• [Task objective]
Leave the pictures out and print every record below exactly as it stands.

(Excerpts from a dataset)
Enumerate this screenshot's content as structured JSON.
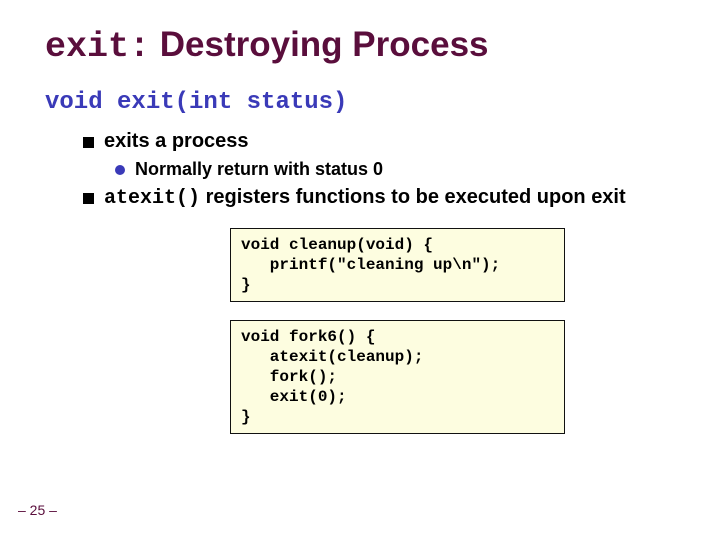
{
  "title": {
    "mono": "exit:",
    "rest": " Destroying Process"
  },
  "signature": "void exit(int status)",
  "bullets": {
    "b1": "exits a process",
    "b1a": "Normally return with status 0",
    "b2_mono": "atexit()",
    "b2_rest": " registers functions to be executed upon exit"
  },
  "code": {
    "block1": "void cleanup(void) {\n   printf(\"cleaning up\\n\");\n}",
    "block2": "void fork6() {\n   atexit(cleanup);\n   fork();\n   exit(0);\n}"
  },
  "page": "– 25 –"
}
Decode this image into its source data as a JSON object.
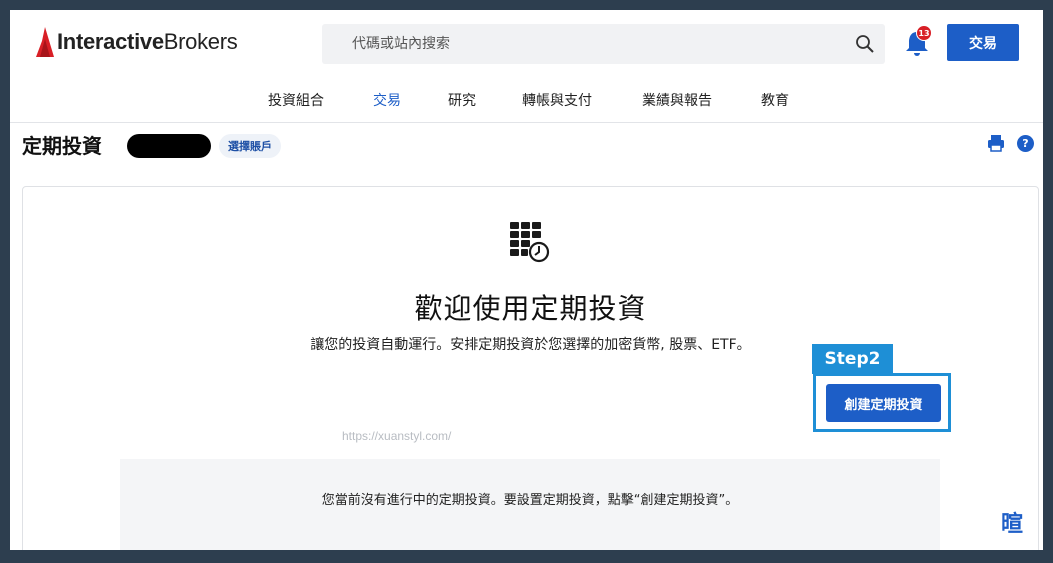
{
  "header": {
    "logo_prefix": "Interactive",
    "logo_suffix": "Brokers",
    "search_placeholder": "代碼或站內搜索",
    "notification_count": "13",
    "trade_button": "交易"
  },
  "nav": {
    "items": [
      {
        "label": "投資組合",
        "active": false
      },
      {
        "label": "交易",
        "active": true
      },
      {
        "label": "研究",
        "active": false
      },
      {
        "label": "轉帳與支付",
        "active": false
      },
      {
        "label": "業績與報告",
        "active": false
      },
      {
        "label": "教育",
        "active": false
      }
    ]
  },
  "page": {
    "title": "定期投資",
    "select_account": "選擇賬戶",
    "help_label": "?"
  },
  "main": {
    "welcome_title": "歡迎使用定期投資",
    "welcome_subtitle": "讓您的投資自動運行。安排定期投資於您選擇的加密貨幣, 股票、ETF。",
    "step_label": "Step2",
    "create_button": "創建定期投資",
    "watermark": "https://xuanstyl.com/",
    "empty_message": "您當前沒有進行中的定期投資。要設置定期投資，點擊“創建定期投資”。"
  },
  "corner_mark": "暄",
  "colors": {
    "brand_blue": "#1d5ec7",
    "annotation_blue": "#1e8fd6",
    "badge_red": "#d81f26",
    "logo_red": "#d81f26"
  }
}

• [Exercise result]
Enumerate this screenshot's content as structured JSON.
{
  "title": {
    "mono": "exit:",
    "rest": " Destroying Process"
  },
  "signature": "void exit(int status)",
  "bullets": {
    "b1": "exits a process",
    "b1a": "Normally return with status 0",
    "b2_mono": "atexit()",
    "b2_rest": " registers functions to be executed upon exit"
  },
  "code": {
    "block1": "void cleanup(void) {\n   printf(\"cleaning up\\n\");\n}",
    "block2": "void fork6() {\n   atexit(cleanup);\n   fork();\n   exit(0);\n}"
  },
  "page": "– 25 –"
}
Decode this image into its source data as a JSON object.
{
  "header": {
    "logo_prefix": "Interactive",
    "logo_suffix": "Brokers",
    "search_placeholder": "代碼或站內搜索",
    "notification_count": "13",
    "trade_button": "交易"
  },
  "nav": {
    "items": [
      {
        "label": "投資組合",
        "active": false
      },
      {
        "label": "交易",
        "active": true
      },
      {
        "label": "研究",
        "active": false
      },
      {
        "label": "轉帳與支付",
        "active": false
      },
      {
        "label": "業績與報告",
        "active": false
      },
      {
        "label": "教育",
        "active": false
      }
    ]
  },
  "page": {
    "title": "定期投資",
    "select_account": "選擇賬戶",
    "help_label": "?"
  },
  "main": {
    "welcome_title": "歡迎使用定期投資",
    "welcome_subtitle": "讓您的投資自動運行。安排定期投資於您選擇的加密貨幣, 股票、ETF。",
    "step_label": "Step2",
    "create_button": "創建定期投資",
    "watermark": "https://xuanstyl.com/",
    "empty_message": "您當前沒有進行中的定期投資。要設置定期投資，點擊“創建定期投資”。"
  },
  "corner_mark": "暄",
  "colors": {
    "brand_blue": "#1d5ec7",
    "annotation_blue": "#1e8fd6",
    "badge_red": "#d81f26",
    "logo_red": "#d81f26"
  }
}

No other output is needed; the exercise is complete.